Director: George Clooney
Writer: Charlie Kaufman
Starring: Sam Rockwell, Drew Barrymore, George Clooney, Julia Roberts
"I'm not killing people. My future's in television." Clooney's directorial debut, Confessions is based on the autobiography of the same title by Chuck Barris (Rockwell), creator of The Dating Game, The Newlywed Game, and The Gong Show, and describes his rise and fall in the television industry, as well as his claims of being an operative for the CIA.
Caveat: aside from Barris's personal claims, there is no corroboration that he ever clandestinely worked for any government agency. Most believe that during his downfall, personal dissatisfaction with his station in life caused him to concoct stories about being something more than he was.
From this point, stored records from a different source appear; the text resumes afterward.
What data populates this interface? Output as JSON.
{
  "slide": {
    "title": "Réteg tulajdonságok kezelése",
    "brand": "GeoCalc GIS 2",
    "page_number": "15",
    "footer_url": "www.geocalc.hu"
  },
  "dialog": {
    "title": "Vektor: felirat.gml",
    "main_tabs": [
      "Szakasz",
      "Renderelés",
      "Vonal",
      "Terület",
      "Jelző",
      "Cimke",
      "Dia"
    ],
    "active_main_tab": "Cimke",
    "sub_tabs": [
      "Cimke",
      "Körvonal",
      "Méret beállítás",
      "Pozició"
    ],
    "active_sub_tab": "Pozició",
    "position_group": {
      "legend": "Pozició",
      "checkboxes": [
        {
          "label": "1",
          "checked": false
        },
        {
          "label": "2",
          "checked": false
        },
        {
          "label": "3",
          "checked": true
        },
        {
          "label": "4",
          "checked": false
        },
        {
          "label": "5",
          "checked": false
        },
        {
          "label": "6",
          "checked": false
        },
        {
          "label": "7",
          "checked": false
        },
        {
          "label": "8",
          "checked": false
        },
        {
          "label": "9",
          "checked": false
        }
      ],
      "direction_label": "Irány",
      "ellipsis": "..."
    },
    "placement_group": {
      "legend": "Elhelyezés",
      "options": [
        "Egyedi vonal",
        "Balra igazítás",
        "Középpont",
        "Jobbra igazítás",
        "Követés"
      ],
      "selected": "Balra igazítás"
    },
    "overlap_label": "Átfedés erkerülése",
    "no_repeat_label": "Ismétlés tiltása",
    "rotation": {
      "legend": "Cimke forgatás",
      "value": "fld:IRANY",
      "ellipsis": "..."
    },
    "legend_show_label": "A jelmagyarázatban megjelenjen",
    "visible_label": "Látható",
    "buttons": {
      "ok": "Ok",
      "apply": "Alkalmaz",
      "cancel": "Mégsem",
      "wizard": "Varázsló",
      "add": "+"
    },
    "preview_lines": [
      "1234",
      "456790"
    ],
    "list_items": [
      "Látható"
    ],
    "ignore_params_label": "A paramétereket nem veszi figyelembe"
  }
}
As the movie states, "Very few [in asylums] have delusions of being a guy down the block who works for an insurance company."
Putting the facts aside, this is a very entertaining film. Kaufman was in top form by this point, having already written Being John Malkovich and Adaptation, and the underappreciated Rockwell had starred in such films as Lawn Dogs and The Green Mile. Clooney's directing prowess on top of the two aforementioned talents completes the trifecta necessary for a quality product, and it's thoroughly entertaining from beginning to end. My personal favorite moments: a short scene involving whip-pans and a nigh-artistic use of the F word, as well as cameos by Matt Damon and Brad Pitt (favors to Clooney during promotion for Ocean's Eleven) as losing contestants on The Dating Game.